_Your task_
Would you copy each line of the records that includes the word "icon"?

..........

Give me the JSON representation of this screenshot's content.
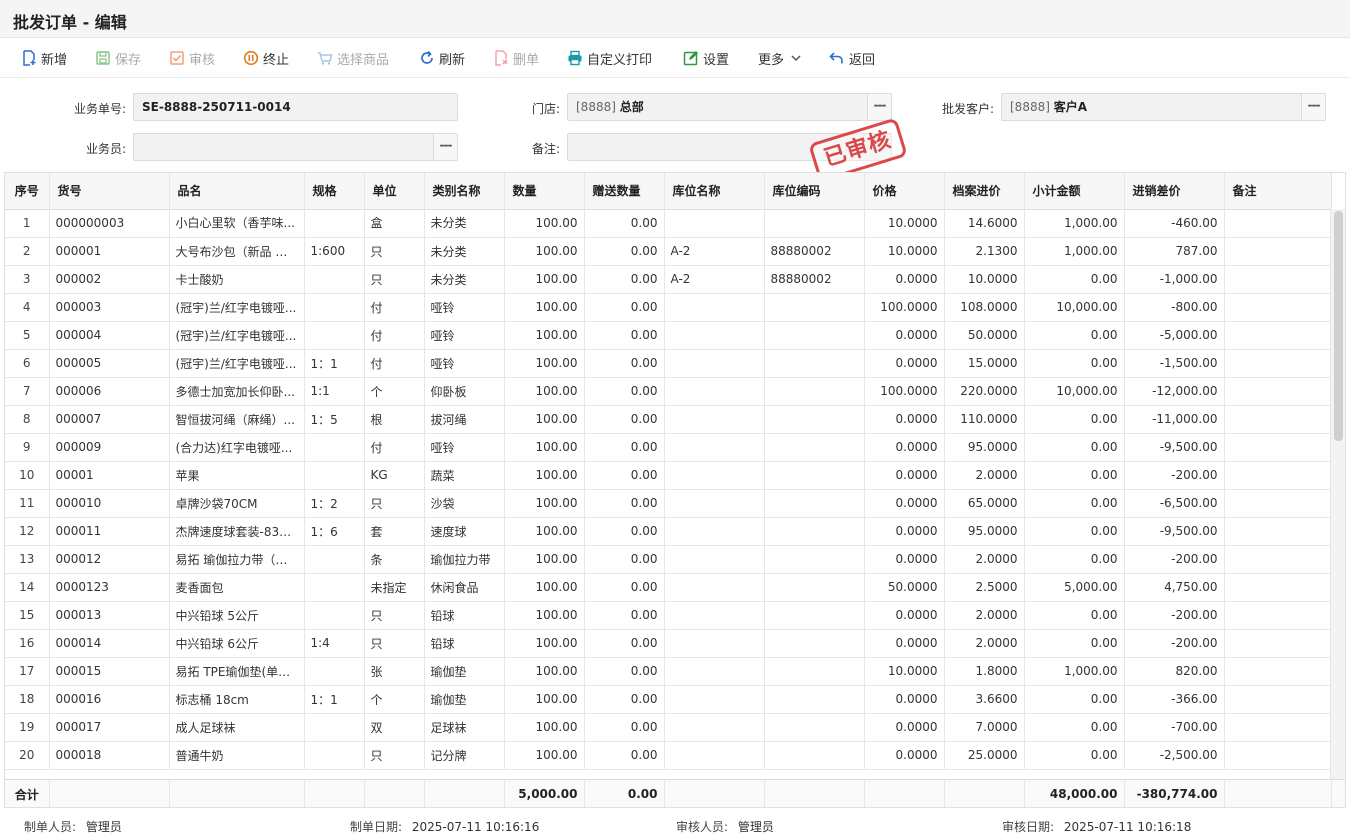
{
  "window": {
    "title": "批发订单 - 编辑"
  },
  "toolbar": {
    "items": [
      {
        "label": "新增",
        "icon": "add-doc-icon",
        "enabled": true
      },
      {
        "label": "保存",
        "icon": "save-icon",
        "enabled": false
      },
      {
        "label": "审核",
        "icon": "approve-icon",
        "enabled": false
      },
      {
        "label": "终止",
        "icon": "terminate-icon",
        "enabled": true
      },
      {
        "label": "选择商品",
        "icon": "cart-icon",
        "enabled": false
      },
      {
        "label": "刷新",
        "icon": "refresh-icon",
        "enabled": true
      },
      {
        "label": "删单",
        "icon": "delete-doc-icon",
        "enabled": false
      },
      {
        "label": "自定义打印",
        "icon": "printer-icon",
        "enabled": true
      },
      {
        "label": "设置",
        "icon": "edit-icon",
        "enabled": true
      },
      {
        "label": "更多",
        "icon": "chevron-down-icon",
        "enabled": true
      },
      {
        "label": "返回",
        "icon": "back-arrow-icon",
        "enabled": true
      }
    ]
  },
  "form": {
    "order_no_label": "业务单号:",
    "order_no": "SE-8888-250711-0014",
    "store_label": "门店:",
    "store_code": "[8888]",
    "store_name": "总部",
    "customer_label": "批发客户:",
    "customer_code": "[8888]",
    "customer_name": "客户A",
    "salesman_label": "业务员:",
    "salesman": "",
    "remark_label": "备注:",
    "remark": "",
    "dots": "---"
  },
  "stamp": {
    "text": "已审核",
    "color": "#d83b3b"
  },
  "table": {
    "columns": [
      "序号",
      "货号",
      "品名",
      "规格",
      "单位",
      "类别名称",
      "数量",
      "赠送数量",
      "库位名称",
      "库位编码",
      "价格",
      "档案进价",
      "小计金额",
      "进销差价",
      "备注"
    ],
    "rows": [
      [
        "1",
        "000000003",
        "小白心里软（香芋味...",
        "",
        "盒",
        "未分类",
        "100.00",
        "0.00",
        "",
        "",
        "10.0000",
        "14.6000",
        "1,000.00",
        "-460.00",
        ""
      ],
      [
        "2",
        "000001",
        "大号布沙包（新品 卡...",
        "1:600",
        "只",
        "未分类",
        "100.00",
        "0.00",
        "A-2",
        "88880002",
        "10.0000",
        "2.1300",
        "1,000.00",
        "787.00",
        ""
      ],
      [
        "3",
        "000002",
        "卡士酸奶",
        "",
        "只",
        "未分类",
        "100.00",
        "0.00",
        "A-2",
        "88880002",
        "0.0000",
        "10.0000",
        "0.00",
        "-1,000.00",
        ""
      ],
      [
        "4",
        "000003",
        "(冠宇)兰/红字电镀哑...",
        "",
        "付",
        "哑铃",
        "100.00",
        "0.00",
        "",
        "",
        "100.0000",
        "108.0000",
        "10,000.00",
        "-800.00",
        ""
      ],
      [
        "5",
        "000004",
        "(冠宇)兰/红字电镀哑...",
        "",
        "付",
        "哑铃",
        "100.00",
        "0.00",
        "",
        "",
        "0.0000",
        "50.0000",
        "0.00",
        "-5,000.00",
        ""
      ],
      [
        "6",
        "000005",
        "(冠宇)兰/红字电镀哑...",
        "1：1",
        "付",
        "哑铃",
        "100.00",
        "0.00",
        "",
        "",
        "0.0000",
        "15.0000",
        "0.00",
        "-1,500.00",
        ""
      ],
      [
        "7",
        "000006",
        "多德士加宽加长仰卧...",
        "1:1",
        "个",
        "仰卧板",
        "100.00",
        "0.00",
        "",
        "",
        "100.0000",
        "220.0000",
        "10,000.00",
        "-12,000.00",
        ""
      ],
      [
        "8",
        "000007",
        "智恒拔河绳（麻绳）...",
        "1：5",
        "根",
        "拔河绳",
        "100.00",
        "0.00",
        "",
        "",
        "0.0000",
        "110.0000",
        "0.00",
        "-11,000.00",
        ""
      ],
      [
        "9",
        "000009",
        "(合力达)红字电镀哑...",
        "",
        "付",
        "哑铃",
        "100.00",
        "0.00",
        "",
        "",
        "0.0000",
        "95.0000",
        "0.00",
        "-9,500.00",
        ""
      ],
      [
        "10",
        "00001",
        "苹果",
        "",
        "KG",
        "蔬菜",
        "100.00",
        "0.00",
        "",
        "",
        "0.0000",
        "2.0000",
        "0.00",
        "-200.00",
        ""
      ],
      [
        "11",
        "000010",
        "卓牌沙袋70CM",
        "1：2",
        "只",
        "沙袋",
        "100.00",
        "0.00",
        "",
        "",
        "0.0000",
        "65.0000",
        "0.00",
        "-6,500.00",
        ""
      ],
      [
        "12",
        "000011",
        "杰牌速度球套装-831...",
        "1：6",
        "套",
        "速度球",
        "100.00",
        "0.00",
        "",
        "",
        "0.0000",
        "95.0000",
        "0.00",
        "-9,500.00",
        ""
      ],
      [
        "13",
        "000012",
        "易拓 瑜伽拉力带（加...",
        "",
        "条",
        "瑜伽拉力带",
        "100.00",
        "0.00",
        "",
        "",
        "0.0000",
        "2.0000",
        "0.00",
        "-200.00",
        ""
      ],
      [
        "14",
        "0000123",
        "麦香面包",
        "",
        "未指定",
        "休闲食品",
        "100.00",
        "0.00",
        "",
        "",
        "50.0000",
        "2.5000",
        "5,000.00",
        "4,750.00",
        ""
      ],
      [
        "15",
        "000013",
        "中兴铅球 5公斤",
        "",
        "只",
        "铅球",
        "100.00",
        "0.00",
        "",
        "",
        "0.0000",
        "2.0000",
        "0.00",
        "-200.00",
        ""
      ],
      [
        "16",
        "000014",
        "中兴铅球 6公斤",
        "1:4",
        "只",
        "铅球",
        "100.00",
        "0.00",
        "",
        "",
        "0.0000",
        "2.0000",
        "0.00",
        "-200.00",
        ""
      ],
      [
        "17",
        "000015",
        "易拓 TPE瑜伽垫(单色...",
        "",
        "张",
        "瑜伽垫",
        "100.00",
        "0.00",
        "",
        "",
        "10.0000",
        "1.8000",
        "1,000.00",
        "820.00",
        ""
      ],
      [
        "18",
        "000016",
        "标志桶 18cm",
        "1：1",
        "个",
        "瑜伽垫",
        "100.00",
        "0.00",
        "",
        "",
        "0.0000",
        "3.6600",
        "0.00",
        "-366.00",
        ""
      ],
      [
        "19",
        "000017",
        "成人足球袜",
        "",
        "双",
        "足球袜",
        "100.00",
        "0.00",
        "",
        "",
        "0.0000",
        "7.0000",
        "0.00",
        "-700.00",
        ""
      ],
      [
        "20",
        "000018",
        "普通牛奶",
        "",
        "只",
        "记分牌",
        "100.00",
        "0.00",
        "",
        "",
        "0.0000",
        "25.0000",
        "0.00",
        "-2,500.00",
        ""
      ]
    ],
    "footer": {
      "label": "合计",
      "quantity": "5,000.00",
      "gift_quantity": "0.00",
      "subtotal": "48,000.00",
      "diff": "-380,774.00"
    }
  },
  "status": {
    "creator_label": "制单人员:",
    "creator": "管理员",
    "create_date_label": "制单日期:",
    "create_date": "2025-07-11 10:16:16",
    "approver_label": "审核人员:",
    "approver": "管理员",
    "approve_date_label": "审核日期:",
    "approve_date": "2025-07-11 10:16:18"
  }
}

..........

_Answer box_
        "icon": "add-doc-icon",
        "icon": "save-icon",
        "icon": "approve-icon",
        "icon": "terminate-icon",
        "icon": "cart-icon",
        "icon": "refresh-icon",
        "icon": "delete-doc-icon",
        "icon": "printer-icon",
        "icon": "edit-icon",
        "icon": "chevron-down-icon",
        "icon": "back-arrow-icon",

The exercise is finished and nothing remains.